Back on track? Three takeaways from Bayern’s much-needed win in Wolfsburg
Against VfL Wolfsburg, the main task was to settle the rocking Bavarian boat. It was far from perfect, but a good case of a job well done.
If any player was going to get Bayern back on track at the Volkswagen Arena, it was Robert Lewandowski. The Polish striker has a particular affinity for the Lower Saxon outfit, though it is fair to say that feeling is far from mutual.
Having started the season with a hot goal-scoring streak, things had dried up a little for Lewandowski. Up against the 2009 Bundesliga champions, everything seemed to be right back where they should be.
After a rather frustrating opening half hour for Die Roten, Lewy opened the scoring. The finish was typically ice-cool. Mats Hummels’ incisive ball into the box was well left by Serge Gnabry, and Lewy drilled the ball almost straight through the prostrate Koen Casteels.
The second goal four minutes into the second half was the perfect predator’s finish. When VfL defender William made a complete mess of dealing with Niklas Süle’s slightly misdirected long ball, the Bayern number nine out-wolfed the Wolves. He needed no second invitation, rounding Casteels before slotting the ball into an empty net.
In what was the perfect all-round game, Lewandowski’s neat pass for James set up Bayern’s match-sealing third goal, and he was denied a hat-trick late on by the busy Casteels.
Yes, it is fair to say that Lewy loves Wolfsburg.
If Robert Lewandowski had a great day, the same could not be said of Arjen Robben. The Dutchman was badly off the boil, and would eventually pay the price for the sort of silly shenanigans we all thought he had given up on long ago.
With a lot of the play going through the centre of the pitch, we would get to see little if anything of Robben’s famous charges and cuts inside. He did warm Casteels’ gloves with one decent effort, but that was about it.
It was clear that the bald Dutch master’s frustration was starting to bubble, and his curious hop and dive a minute before half time was as ridiculous as it was theatrical. It did not help that it was right in front of referee Guido Winkmann.

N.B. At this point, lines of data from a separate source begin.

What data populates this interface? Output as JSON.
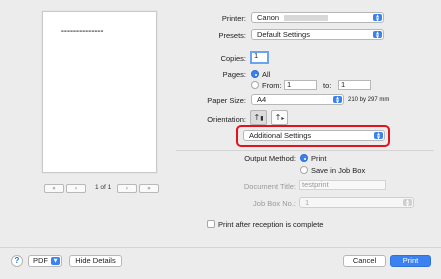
{
  "preview": {
    "page_text": "▬▬▬▬▬▬▬▬▬▬▬▬▬▬",
    "first_icon": "«",
    "prev_icon": "‹",
    "next_icon": "›",
    "last_icon": "»",
    "page_counter": "1 of 1"
  },
  "printer": {
    "label": "Printer:",
    "value": "Canon"
  },
  "presets": {
    "label": "Presets:",
    "value": "Default Settings"
  },
  "copies": {
    "label": "Copies:",
    "value": "1"
  },
  "pages": {
    "label": "Pages:",
    "all_label": "All",
    "from_label": "From:",
    "from_value": "1",
    "to_label": "to:",
    "to_value": "1"
  },
  "paper_size": {
    "label": "Paper Size:",
    "value": "A4",
    "dimensions": "210 by 297 mm"
  },
  "orientation": {
    "label": "Orientation:",
    "portrait_icon": "portrait-icon",
    "landscape_icon": "landscape-icon"
  },
  "section_popup": {
    "value": "Additional Settings"
  },
  "output_method": {
    "label": "Output Method:",
    "print_label": "Print",
    "save_label": "Save in Job Box"
  },
  "document_title": {
    "label": "Document Title:",
    "value": "testprint"
  },
  "job_box": {
    "label": "Job Box No.:",
    "value": "1"
  },
  "print_after_reception": {
    "label": "Print after reception is complete"
  },
  "footer": {
    "help": "?",
    "pdf_label": "PDF",
    "hide_details_label": "Hide Details",
    "cancel_label": "Cancel",
    "print_label": "Print"
  },
  "colors": {
    "accent": "#3b82f0",
    "highlight": "#e0141e"
  }
}
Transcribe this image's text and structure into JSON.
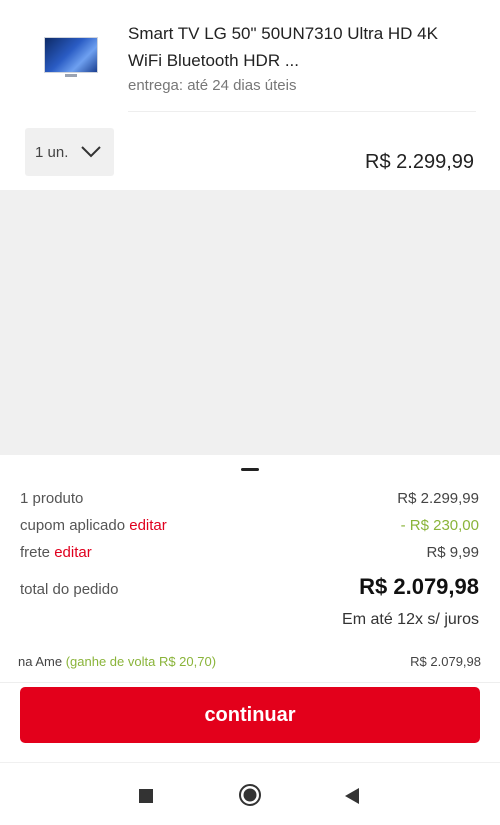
{
  "product": {
    "title": "Smart TV LG 50\" 50UN7310 Ultra HD 4K WiFi Bluetooth HDR ...",
    "delivery": "entrega: até 24 dias úteis",
    "quantity": "1 un.",
    "price": "R$ 2.299,99"
  },
  "summary": {
    "items_label": "1 produto",
    "items_value": "R$ 2.299,99",
    "coupon_label": "cupom aplicado",
    "coupon_edit": "editar",
    "coupon_value": "- R$ 230,00",
    "shipping_label": "frete",
    "shipping_edit": "editar",
    "shipping_value": "R$ 9,99",
    "total_label": "total do pedido",
    "total_value": "R$ 2.079,98",
    "installments": "Em até 12x s/ juros"
  },
  "ame": {
    "label": "na Ame",
    "cashback": "(ganhe de volta R$ 20,70)",
    "value": "R$ 2.079,98"
  },
  "actions": {
    "continue_label": "continuar"
  },
  "colors": {
    "accent": "#e3001b",
    "discount": "#8ab43a"
  },
  "icons": [
    "tv-thumbnail",
    "chevron-down-icon",
    "nav-recent-icon",
    "nav-home-icon",
    "nav-back-icon"
  ]
}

Coach Niko Kovač might have been best advised to hook the simmering Dutchman off at half-time, and three minutes before he hour mark the chickens came home to roost. Robben’s toe-to-heel challenge on Elvis Rexhbecaj was more of a lame afterthought than anything else, but it was clear what the outcome was going to be.
It was arguably one of the softest dismissals you are likely to see, but Robben took the decision with typically philosophical humour. He was laughing all the way to the tunnel, but will probably have the smile wiped off his face at the next training session before he sits out the next match in the stands.
Yes, this all sounds a little contradictory. But let me explain. After four matches without a win, Bayern have finally stopped the rot. After a dismal show on home turf again Borussia Mönchengladbach a fortnight ago, this was a far better showing.
This is all good.
The problem is that there are plenty of things that still need fixing. Despite scoring three times, plenty of other opportunities went begging. Bayern may have won the game and claimed the points, but a fully-functioning Bayern would have finished the contest long before half-time.
Two of the three goals came as a result of obvious defensive errors, and there will be – are are – far better teams out there than Wolfsburg. These teams will not be as slack, and Bayern will have to step up and start converting their chances. It is an issue that will need constant examination, even if the team starts winning again.
The Wolfsburg goal was also a cause for concern. This Bayern team continue to be vulnerable against the fast counterattack, and this was the case again today. The moment Wolfsburg actually tried something bold, the Bavarian defence looked stretched. Players were caught out of position, and the result was a soft-looking goal.
Outstanding issues aside, we can all be happy with today’s result. Next up, a trip to Athens.